Heart valve disease: Valves allow the blood to flow in a forward direction between the upper and lower heart chambers and even out of the heart. There are two ways by which the heart valve can get diseased: Stenosis (stiffening or thickening of the flaps) and regurgitation (leaky valve or valve insufficiency). Open heart valve surgery can be performed to repair or replace any diseased valve.


Heart failure: It is a condition when the heart fails to pump properly to allow enough blood flow to meet the individual body's needs. Many cardiac conditions can end up with heart failure. These include cardiac amyloidosis, cardiac arrhythmias, cardiomyopathy, congenital heart disease, cancer-related heart disease, constrictive pericarditis, heart valve disease, and coronary artery disease. Open heart surgery can be done to transplant a donor's heart in place of a damaged heart.

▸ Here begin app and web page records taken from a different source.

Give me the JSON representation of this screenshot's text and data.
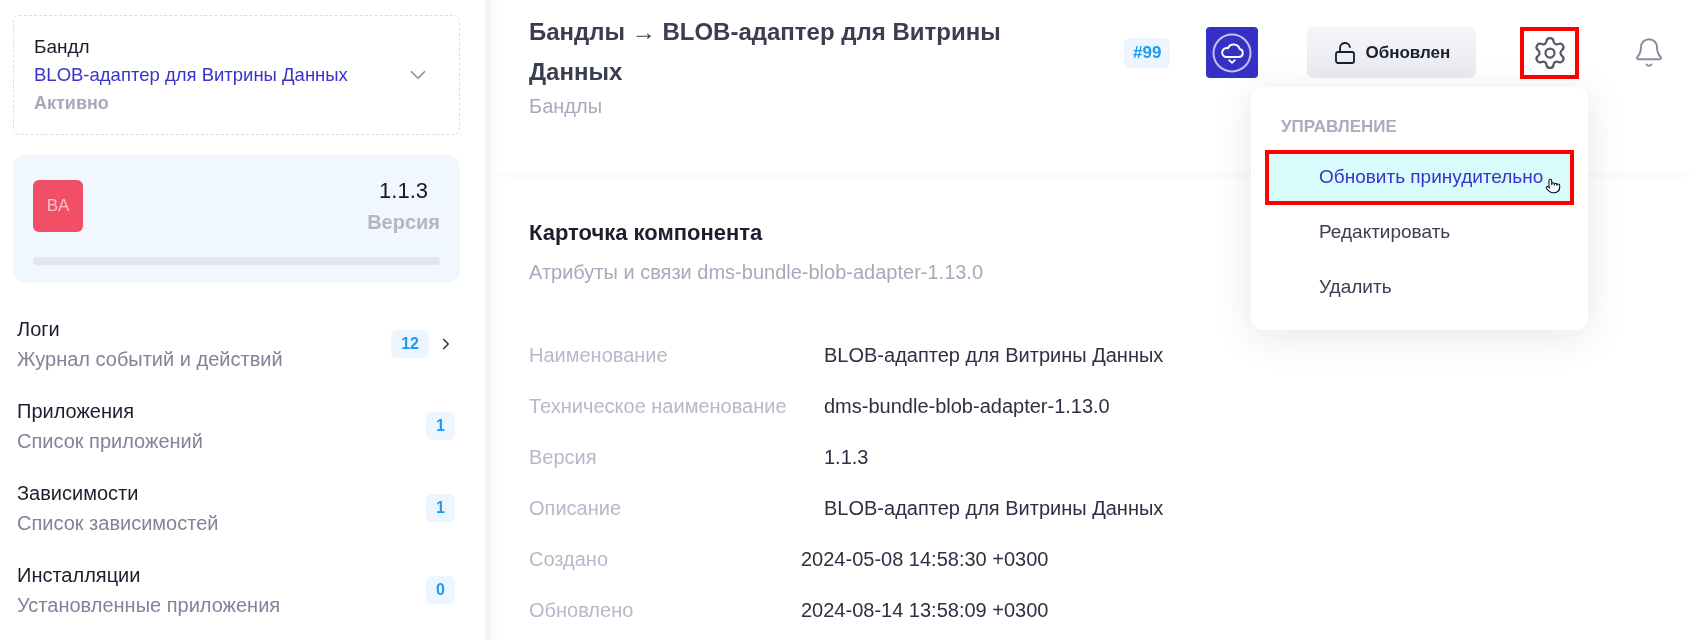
{
  "sidebar": {
    "selector": {
      "label": "Бандл",
      "value": "BLOB-адаптер для Витрины Данных",
      "status": "Активно"
    },
    "version_card": {
      "initials": "BA",
      "version": "1.1.3",
      "version_label": "Версия"
    },
    "nav_items": [
      {
        "title": "Логи",
        "subtitle": "Журнал событий и действий",
        "count": "12",
        "hovered": true
      },
      {
        "title": "Приложения",
        "subtitle": "Список приложений",
        "count": "1",
        "hovered": false
      },
      {
        "title": "Зависимости",
        "subtitle": "Список зависимостей",
        "count": "1",
        "hovered": false
      },
      {
        "title": "Инсталляции",
        "subtitle": "Установленные приложения",
        "count": "0",
        "hovered": false
      }
    ]
  },
  "header": {
    "title": "Бандлы → BLOB-адаптер для Витрины Данных",
    "subtitle": "Бандлы",
    "id_badge": "#99",
    "status_button": "Обновлен",
    "settings": {
      "highlighted": true
    }
  },
  "menu": {
    "section": "УПРАВЛЕНИЕ",
    "items": [
      {
        "label": "Обновить принудительно",
        "hovered": true,
        "highlighted": true
      },
      {
        "label": "Редактировать",
        "hovered": false,
        "highlighted": false
      },
      {
        "label": "Удалить",
        "hovered": false,
        "highlighted": false
      }
    ]
  },
  "card": {
    "title": "Карточка компонента",
    "subtitle": "Атрибуты и связи dms-bundle-blob-adapter-1.13.0",
    "fields": [
      {
        "label": "Наименование",
        "value": "BLOB-адаптер для Витрины Данных",
        "kind": "text"
      },
      {
        "label": "Техническое наименование",
        "value": "dms-bundle-blob-adapter-1.13.0",
        "kind": "text"
      },
      {
        "label": "Версия",
        "value": "1.1.3",
        "kind": "text"
      },
      {
        "label": "Описание",
        "value": "BLOB-адаптер для Витрины Данных",
        "kind": "text"
      },
      {
        "label": "Создано",
        "value": "2024-05-08 14:58:30 +0300",
        "kind": "timestamp"
      },
      {
        "label": "Обновлено",
        "value": "2024-08-14 13:58:09 +0300",
        "kind": "timestamp"
      }
    ]
  }
}
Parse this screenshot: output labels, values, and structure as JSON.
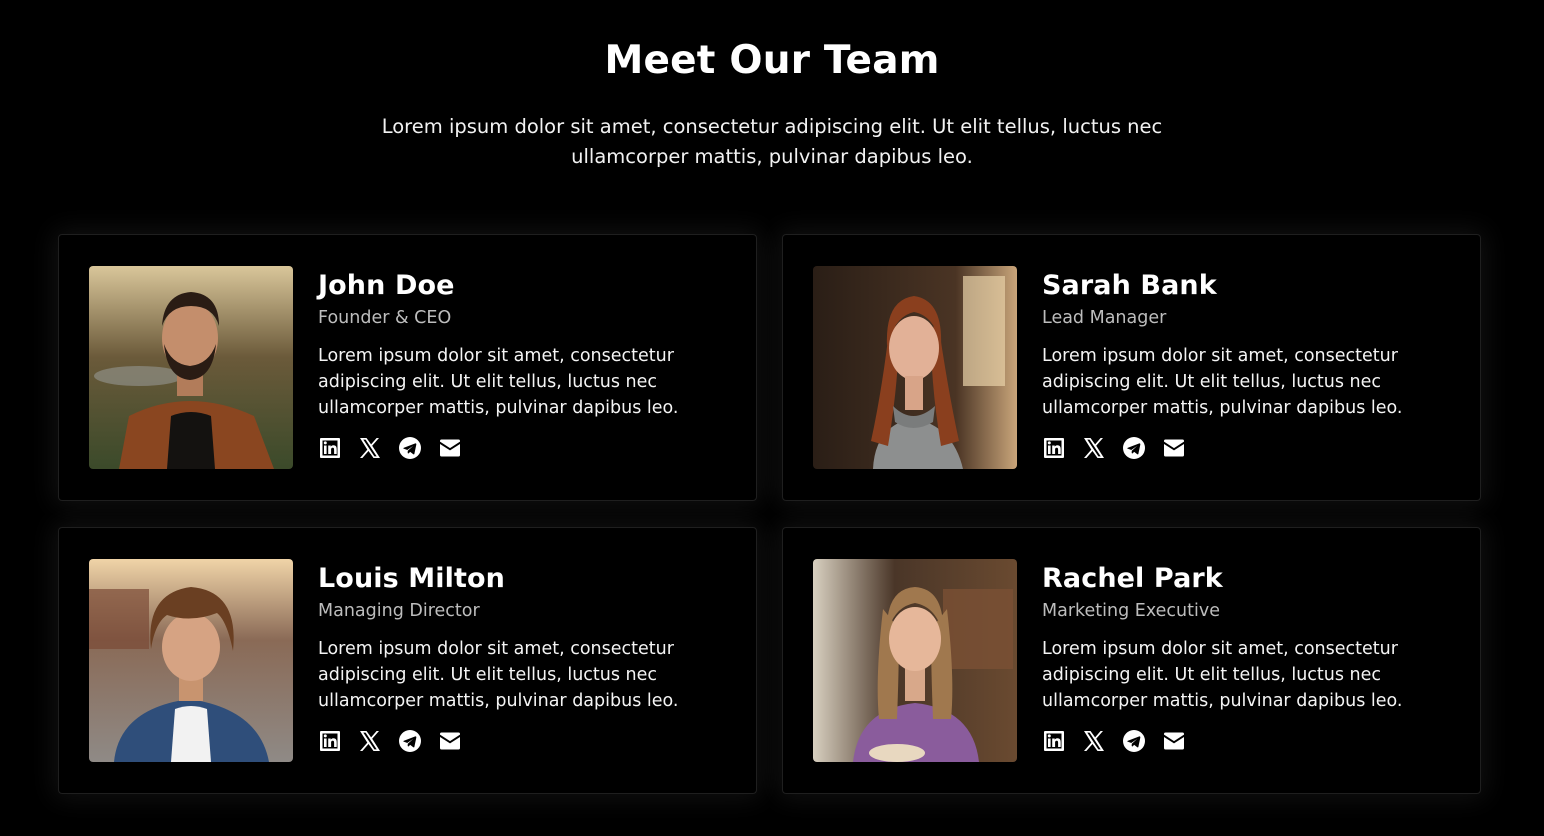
{
  "section": {
    "heading": "Meet Our Team",
    "intro_line1": "Lorem ipsum dolor sit amet, consectetur adipiscing elit. Ut elit tellus, luctus nec",
    "intro_line2": "ullamcorper mattis, pulvinar dapibus leo."
  },
  "team": [
    {
      "name": "John Doe",
      "role": "Founder & CEO",
      "bio": "Lorem ipsum dolor sit amet, consectetur adipiscing elit. Ut elit tellus, luctus nec ullamcorper mattis, pulvinar dapibus leo.",
      "photo_palette": {
        "bg": "#6b5a3a",
        "skin": "#c48e6c",
        "hair": "#2a1c14",
        "top": "#8a4620"
      }
    },
    {
      "name": "Sarah Bank",
      "role": "Lead Manager",
      "bio": "Lorem ipsum dolor sit amet, consectetur adipiscing elit. Ut elit tellus, luctus nec ullamcorper mattis, pulvinar dapibus leo.",
      "photo_palette": {
        "bg": "#3a2a1e",
        "skin": "#e2b197",
        "hair": "#8a3f1e",
        "top": "#8d8f8f"
      }
    },
    {
      "name": "Louis Milton",
      "role": "Managing Director",
      "bio": "Lorem ipsum dolor sit amet, consectetur adipiscing elit. Ut elit tellus, luctus nec ullamcorper mattis, pulvinar dapibus leo.",
      "photo_palette": {
        "bg": "#8a6a56",
        "skin": "#d6a383",
        "hair": "#6a3f22",
        "top": "#2f4e7a"
      }
    },
    {
      "name": "Rachel Park",
      "role": "Marketing Executive",
      "bio": "Lorem ipsum dolor sit amet, consectetur adipiscing elit. Ut elit tellus, luctus nec ullamcorper mattis, pulvinar dapibus leo.",
      "photo_palette": {
        "bg": "#4a3628",
        "skin": "#e6b79a",
        "hair": "#a0784e",
        "top": "#8a5c9c"
      }
    }
  ],
  "social_icons": [
    "linkedin-icon",
    "x-twitter-icon",
    "telegram-icon",
    "email-icon"
  ]
}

Hypertrophic cardiomyopathy: In this cardiac condition, the walls of the left ventricle of the heart become thick and stiff and the blood supply gets obstructed. It can lead to atrial fibrillation, stroke, heart failure, and ventricular arrhythmias that can cause cardiac arrest. Septal myectomy is a kind of open-heart surgery that can treat this heart condition.


How is open heart surgery performed?


In general, open-heart surgery is performed by following these basic steps:


  1. The patient is provided with general anaesthesia so that they remain unconscious and pain-free during the surgery.
  2. Next, the surgeon makes an 8 to 10-inch long cut in the chest. Through the cut, the surgeon passes all or a portion of the patient’s breastbone to get access to the heart.
  3. Once the heart is exposed, the patient’s heart may be connected to a heart-lung bypass machine.
  4. Then, the surgeon addresses the specific issues of the heart like repairing or replacing the valve/artery, implanting a medical device, creating a bypass, or transplanting the donor heart.
  5. After the needful is done, the surgeon closes the breastbone with wire and leaves the wire inside.
  6. Lastly, the original cut is stitched up and the heart is covered with sterile bandages.


Are there any risks of having open heart surgery?


Just like any other surgery, open heart surgery also poses some risks. The potential risks include:


  • Heart attack or stroke
  • Blood clot
  • Huge loss of blood
  • Irregular heartbeat
  • Kidney or lung failure
  • Chest pain and low-grade fever
  • Fuzziness or memory loss
  • Troubled breathing
  • Pneumonia
  • Chest wound infection (mostly in diabetics, obese people, or those who have undergone CABG surgery)
  • The risk is increased when a heart-lung bypass machine is used.



What at-home care do I need to recover from my open heart surgery?


As per Heart Surgery Doctor in Delhi, After coming back home following your heart surgery, you must do the following:


  • Take proper care of your incision site and regularly inspect it for any signs of infection.
  • Manage your pain or discomfort with prescribed painkillers.
  • Avoid intake of caffeine, tobacco, narcotics, and alcohol as these can impair the natural healing process.
  • Take adequate sleep, eat heart-healthy food, and drink plenty of water.


When is open heart surgery preferred over minimally invasive heart surgery?


In recent times, minimally invasive heart surgeries, also known as the keyhole approach, have taken over the traditional open-heart surgery. That’s because the keyhole approach offers many benefits like no broken breast bone, no risk of bone infection, minimal pain, short recovery, minimal downtime, and small scarring. However, not every heart patient can go for the keyhole approach.


The factors that decide which approach to go ahead with include the patient’s heart condition, general health, age, improved patient outcomes, and other pertinent considerations. Certain patients’ condition or the complexity of the case necessitates the surgeon to perform open heart surgery.


Consult the Best Heart Surgeon!


Dr. Sujay Shad, a renowned cardiologist and heart surgeon for Open Heart Surgery in Delhi at Sir Ganga Ram Hospital. He is a skilled heart surgeon who has successfully conducted many life-saving heart surgeries.


Reach out for a consultation today to learn more!

Zupyak is the world’s largest content marketing community, with over 400 000 members and 3 million articles. Explore and get your content discovered.
Read more